Work to be completed: Lines with the word "status" in them must be copied from the records below.

Website and app data records:
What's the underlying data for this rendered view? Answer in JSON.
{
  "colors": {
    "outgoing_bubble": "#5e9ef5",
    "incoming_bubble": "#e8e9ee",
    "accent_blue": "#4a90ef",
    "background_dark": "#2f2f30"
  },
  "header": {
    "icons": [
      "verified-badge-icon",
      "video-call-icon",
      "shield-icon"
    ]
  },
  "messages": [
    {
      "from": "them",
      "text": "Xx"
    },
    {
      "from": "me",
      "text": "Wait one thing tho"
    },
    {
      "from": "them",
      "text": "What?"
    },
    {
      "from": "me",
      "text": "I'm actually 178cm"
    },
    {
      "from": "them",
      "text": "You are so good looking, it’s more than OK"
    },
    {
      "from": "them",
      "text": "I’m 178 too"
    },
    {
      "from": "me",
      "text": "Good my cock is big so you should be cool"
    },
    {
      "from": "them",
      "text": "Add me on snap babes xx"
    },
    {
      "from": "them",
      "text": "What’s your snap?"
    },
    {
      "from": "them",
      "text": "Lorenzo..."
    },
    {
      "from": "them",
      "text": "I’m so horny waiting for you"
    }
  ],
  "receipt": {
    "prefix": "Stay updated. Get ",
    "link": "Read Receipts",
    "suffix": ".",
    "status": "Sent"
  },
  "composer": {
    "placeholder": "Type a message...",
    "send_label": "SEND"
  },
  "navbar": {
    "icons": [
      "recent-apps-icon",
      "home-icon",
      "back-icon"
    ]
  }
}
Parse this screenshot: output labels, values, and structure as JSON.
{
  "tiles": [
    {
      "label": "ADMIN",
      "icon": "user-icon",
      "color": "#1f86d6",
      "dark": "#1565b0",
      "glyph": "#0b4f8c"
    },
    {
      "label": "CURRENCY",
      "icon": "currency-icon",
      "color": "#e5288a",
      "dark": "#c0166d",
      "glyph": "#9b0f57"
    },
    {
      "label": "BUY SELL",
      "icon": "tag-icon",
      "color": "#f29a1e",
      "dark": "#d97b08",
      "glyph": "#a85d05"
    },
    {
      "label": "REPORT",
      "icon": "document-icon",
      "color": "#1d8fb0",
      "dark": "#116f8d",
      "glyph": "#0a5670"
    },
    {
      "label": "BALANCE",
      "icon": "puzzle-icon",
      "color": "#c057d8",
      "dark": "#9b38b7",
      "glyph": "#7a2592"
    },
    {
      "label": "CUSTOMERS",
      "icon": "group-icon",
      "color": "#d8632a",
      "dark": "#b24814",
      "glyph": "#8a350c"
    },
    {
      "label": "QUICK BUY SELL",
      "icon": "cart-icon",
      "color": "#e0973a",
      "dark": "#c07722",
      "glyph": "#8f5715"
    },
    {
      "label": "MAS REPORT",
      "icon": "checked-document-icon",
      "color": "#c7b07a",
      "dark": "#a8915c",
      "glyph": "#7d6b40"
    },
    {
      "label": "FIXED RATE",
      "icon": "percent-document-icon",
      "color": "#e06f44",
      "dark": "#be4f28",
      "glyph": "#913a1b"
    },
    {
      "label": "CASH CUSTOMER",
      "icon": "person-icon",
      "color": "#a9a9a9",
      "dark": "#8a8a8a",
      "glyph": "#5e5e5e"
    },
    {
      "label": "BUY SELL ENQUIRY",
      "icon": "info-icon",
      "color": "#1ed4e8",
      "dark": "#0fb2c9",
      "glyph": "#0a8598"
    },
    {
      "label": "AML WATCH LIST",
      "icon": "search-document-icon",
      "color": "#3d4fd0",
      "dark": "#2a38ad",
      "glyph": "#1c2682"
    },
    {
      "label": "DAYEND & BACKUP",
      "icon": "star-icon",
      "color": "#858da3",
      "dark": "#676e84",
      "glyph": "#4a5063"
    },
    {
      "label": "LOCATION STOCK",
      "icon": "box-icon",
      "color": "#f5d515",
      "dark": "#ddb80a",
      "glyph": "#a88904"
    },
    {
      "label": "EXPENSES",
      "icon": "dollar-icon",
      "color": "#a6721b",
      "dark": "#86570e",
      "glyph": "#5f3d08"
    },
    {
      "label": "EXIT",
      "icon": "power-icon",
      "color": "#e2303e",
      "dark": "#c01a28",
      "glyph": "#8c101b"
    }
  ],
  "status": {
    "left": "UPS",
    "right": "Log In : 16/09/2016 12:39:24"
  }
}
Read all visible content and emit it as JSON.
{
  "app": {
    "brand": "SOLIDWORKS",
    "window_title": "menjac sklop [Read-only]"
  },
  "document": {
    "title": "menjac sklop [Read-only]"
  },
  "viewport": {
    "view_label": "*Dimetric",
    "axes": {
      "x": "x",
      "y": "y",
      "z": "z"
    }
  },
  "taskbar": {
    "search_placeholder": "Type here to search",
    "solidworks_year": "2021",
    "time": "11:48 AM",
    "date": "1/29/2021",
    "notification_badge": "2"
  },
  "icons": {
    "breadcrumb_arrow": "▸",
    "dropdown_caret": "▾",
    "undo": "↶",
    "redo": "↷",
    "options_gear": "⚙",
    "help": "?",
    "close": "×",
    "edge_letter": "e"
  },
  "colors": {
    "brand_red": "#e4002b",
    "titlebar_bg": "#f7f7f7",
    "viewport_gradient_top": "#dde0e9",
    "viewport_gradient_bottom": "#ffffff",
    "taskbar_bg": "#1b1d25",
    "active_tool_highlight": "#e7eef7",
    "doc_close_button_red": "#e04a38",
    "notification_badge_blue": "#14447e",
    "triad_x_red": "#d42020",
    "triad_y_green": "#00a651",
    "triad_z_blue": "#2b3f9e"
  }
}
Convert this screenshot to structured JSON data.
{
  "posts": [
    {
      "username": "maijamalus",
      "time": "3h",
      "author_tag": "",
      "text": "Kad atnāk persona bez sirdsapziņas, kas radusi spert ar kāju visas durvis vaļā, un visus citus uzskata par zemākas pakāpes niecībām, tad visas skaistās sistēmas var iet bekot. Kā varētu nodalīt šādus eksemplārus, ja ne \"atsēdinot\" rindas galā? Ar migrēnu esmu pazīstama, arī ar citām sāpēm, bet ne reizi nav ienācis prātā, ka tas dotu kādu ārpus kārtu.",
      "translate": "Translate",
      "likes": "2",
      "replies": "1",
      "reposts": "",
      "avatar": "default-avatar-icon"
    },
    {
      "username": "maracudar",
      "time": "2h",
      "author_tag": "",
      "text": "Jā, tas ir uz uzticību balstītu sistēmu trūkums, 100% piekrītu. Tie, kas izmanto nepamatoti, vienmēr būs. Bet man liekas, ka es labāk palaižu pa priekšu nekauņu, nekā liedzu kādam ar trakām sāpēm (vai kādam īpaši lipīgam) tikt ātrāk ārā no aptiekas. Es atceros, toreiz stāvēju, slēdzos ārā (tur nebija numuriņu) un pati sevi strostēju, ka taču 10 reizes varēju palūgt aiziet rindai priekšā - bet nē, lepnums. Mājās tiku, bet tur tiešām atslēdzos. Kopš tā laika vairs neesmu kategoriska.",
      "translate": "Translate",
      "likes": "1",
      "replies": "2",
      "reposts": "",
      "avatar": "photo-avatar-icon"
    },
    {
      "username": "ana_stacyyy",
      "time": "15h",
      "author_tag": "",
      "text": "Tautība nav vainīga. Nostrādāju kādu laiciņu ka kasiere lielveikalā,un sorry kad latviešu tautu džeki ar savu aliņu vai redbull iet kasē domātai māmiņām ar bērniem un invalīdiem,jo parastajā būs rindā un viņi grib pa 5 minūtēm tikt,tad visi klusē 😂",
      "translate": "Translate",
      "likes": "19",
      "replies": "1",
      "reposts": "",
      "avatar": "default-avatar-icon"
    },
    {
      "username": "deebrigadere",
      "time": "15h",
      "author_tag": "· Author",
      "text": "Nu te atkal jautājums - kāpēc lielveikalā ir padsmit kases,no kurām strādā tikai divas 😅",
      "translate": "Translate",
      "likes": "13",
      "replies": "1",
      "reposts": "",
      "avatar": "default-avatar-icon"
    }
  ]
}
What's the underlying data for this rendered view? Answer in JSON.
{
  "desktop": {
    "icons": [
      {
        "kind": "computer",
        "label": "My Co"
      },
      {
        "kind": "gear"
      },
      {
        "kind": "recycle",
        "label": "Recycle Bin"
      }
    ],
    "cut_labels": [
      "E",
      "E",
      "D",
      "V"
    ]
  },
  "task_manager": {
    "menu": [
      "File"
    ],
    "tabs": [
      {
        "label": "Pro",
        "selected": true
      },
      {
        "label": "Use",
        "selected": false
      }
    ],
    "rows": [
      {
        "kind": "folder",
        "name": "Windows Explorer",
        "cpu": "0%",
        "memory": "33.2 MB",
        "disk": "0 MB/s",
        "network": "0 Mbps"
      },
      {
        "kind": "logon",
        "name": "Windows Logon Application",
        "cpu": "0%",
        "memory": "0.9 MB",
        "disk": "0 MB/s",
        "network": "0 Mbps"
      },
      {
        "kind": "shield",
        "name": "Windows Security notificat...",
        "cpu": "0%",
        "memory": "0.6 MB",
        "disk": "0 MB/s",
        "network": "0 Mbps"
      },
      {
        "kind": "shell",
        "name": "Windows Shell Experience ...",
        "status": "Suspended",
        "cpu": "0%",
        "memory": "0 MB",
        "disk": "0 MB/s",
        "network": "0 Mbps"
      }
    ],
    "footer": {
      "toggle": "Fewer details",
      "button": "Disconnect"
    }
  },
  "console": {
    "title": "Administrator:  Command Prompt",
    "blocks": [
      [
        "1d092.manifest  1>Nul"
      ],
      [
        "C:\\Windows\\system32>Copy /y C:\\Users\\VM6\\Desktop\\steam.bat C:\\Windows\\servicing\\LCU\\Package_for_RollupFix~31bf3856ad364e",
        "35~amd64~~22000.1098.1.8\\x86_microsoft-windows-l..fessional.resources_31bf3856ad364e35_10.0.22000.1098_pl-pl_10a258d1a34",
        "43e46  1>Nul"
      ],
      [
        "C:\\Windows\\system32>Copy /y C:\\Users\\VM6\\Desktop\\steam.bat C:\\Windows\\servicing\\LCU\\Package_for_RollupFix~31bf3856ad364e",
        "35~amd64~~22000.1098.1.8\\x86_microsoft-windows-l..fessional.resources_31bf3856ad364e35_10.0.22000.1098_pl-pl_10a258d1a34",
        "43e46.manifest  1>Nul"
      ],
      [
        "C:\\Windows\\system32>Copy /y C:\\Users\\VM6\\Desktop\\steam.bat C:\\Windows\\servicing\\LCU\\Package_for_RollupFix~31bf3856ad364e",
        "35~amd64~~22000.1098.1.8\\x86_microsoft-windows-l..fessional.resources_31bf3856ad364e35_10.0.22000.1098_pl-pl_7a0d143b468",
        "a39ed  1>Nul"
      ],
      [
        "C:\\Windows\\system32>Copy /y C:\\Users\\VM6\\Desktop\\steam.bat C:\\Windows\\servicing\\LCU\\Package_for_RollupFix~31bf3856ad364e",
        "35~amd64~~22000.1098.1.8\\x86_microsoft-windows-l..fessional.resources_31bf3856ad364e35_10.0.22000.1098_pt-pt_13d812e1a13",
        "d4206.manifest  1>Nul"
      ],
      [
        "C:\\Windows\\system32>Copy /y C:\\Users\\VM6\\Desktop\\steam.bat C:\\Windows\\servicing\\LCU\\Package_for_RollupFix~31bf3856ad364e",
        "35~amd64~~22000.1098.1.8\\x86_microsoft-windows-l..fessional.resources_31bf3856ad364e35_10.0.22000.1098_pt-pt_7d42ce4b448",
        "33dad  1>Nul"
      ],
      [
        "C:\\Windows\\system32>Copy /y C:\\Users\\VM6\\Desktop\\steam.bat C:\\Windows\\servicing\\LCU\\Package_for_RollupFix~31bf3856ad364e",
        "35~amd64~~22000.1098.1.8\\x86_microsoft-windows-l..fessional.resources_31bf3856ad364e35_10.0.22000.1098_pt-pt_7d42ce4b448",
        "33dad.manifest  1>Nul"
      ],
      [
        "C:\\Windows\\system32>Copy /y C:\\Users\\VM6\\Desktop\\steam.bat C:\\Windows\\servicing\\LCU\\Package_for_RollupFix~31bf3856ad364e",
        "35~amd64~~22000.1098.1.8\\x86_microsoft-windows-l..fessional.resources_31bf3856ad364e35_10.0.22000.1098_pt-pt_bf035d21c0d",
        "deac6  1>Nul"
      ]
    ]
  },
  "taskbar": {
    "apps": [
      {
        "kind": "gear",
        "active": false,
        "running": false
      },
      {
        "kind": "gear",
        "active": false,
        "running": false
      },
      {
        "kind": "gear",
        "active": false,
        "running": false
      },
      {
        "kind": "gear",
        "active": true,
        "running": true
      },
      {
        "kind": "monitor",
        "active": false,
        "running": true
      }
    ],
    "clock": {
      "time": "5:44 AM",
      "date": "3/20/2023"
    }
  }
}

Finished task:
    "status": "Sent"
  "status": {
        "status": "Suspended",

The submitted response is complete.